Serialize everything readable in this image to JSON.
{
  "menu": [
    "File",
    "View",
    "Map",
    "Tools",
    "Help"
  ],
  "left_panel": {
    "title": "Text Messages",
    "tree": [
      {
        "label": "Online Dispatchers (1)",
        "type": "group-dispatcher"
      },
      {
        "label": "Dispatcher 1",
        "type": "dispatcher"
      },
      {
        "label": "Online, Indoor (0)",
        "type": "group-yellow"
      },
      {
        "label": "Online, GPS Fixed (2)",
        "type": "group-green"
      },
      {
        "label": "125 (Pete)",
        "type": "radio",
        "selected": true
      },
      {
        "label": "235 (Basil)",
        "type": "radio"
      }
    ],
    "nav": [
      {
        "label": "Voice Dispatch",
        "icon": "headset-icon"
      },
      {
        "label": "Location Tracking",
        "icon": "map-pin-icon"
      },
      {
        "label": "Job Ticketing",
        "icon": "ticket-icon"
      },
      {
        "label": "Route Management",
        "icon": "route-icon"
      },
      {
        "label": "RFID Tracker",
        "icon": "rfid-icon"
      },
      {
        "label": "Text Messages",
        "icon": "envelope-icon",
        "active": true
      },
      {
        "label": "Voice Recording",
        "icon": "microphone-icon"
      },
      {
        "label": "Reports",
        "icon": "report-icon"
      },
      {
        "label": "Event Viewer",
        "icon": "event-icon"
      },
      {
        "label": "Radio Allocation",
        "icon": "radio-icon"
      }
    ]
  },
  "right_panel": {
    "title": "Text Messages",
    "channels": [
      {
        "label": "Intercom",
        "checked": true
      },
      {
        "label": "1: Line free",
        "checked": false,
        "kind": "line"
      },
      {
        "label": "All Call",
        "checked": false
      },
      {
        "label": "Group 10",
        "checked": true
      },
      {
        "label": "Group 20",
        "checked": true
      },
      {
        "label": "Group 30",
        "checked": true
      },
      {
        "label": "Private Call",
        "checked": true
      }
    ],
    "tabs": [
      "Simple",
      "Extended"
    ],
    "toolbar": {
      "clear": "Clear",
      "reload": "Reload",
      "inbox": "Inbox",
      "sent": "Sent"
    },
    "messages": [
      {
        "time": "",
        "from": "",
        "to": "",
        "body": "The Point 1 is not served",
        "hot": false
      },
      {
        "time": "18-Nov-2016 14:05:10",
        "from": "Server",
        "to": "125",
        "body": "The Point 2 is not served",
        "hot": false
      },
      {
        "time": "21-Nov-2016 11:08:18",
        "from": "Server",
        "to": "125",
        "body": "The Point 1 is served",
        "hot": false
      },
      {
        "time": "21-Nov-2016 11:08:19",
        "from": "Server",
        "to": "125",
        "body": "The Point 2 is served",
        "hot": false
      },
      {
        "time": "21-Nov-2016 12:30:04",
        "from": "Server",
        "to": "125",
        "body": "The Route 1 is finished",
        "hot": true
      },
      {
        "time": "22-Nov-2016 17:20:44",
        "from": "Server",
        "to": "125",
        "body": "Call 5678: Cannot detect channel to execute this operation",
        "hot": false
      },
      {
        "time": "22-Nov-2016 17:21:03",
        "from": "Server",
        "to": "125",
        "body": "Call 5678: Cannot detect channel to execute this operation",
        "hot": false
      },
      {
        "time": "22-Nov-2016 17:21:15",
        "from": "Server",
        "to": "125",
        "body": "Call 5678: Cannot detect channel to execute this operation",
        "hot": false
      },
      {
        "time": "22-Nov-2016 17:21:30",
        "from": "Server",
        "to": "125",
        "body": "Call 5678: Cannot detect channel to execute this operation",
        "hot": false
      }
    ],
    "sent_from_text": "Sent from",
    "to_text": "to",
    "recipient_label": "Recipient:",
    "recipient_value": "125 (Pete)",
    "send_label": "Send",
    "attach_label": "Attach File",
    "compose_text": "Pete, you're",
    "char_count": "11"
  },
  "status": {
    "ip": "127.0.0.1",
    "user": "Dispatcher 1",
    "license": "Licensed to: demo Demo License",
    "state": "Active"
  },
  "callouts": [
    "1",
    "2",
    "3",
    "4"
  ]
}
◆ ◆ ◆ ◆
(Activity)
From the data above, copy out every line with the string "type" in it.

(Worked solution)
        "type": "group-dispatcher"
        "type": "dispatcher"
        "type": "group-yellow"
        "type": "group-green"
        "type": "radio",
        "type": "radio"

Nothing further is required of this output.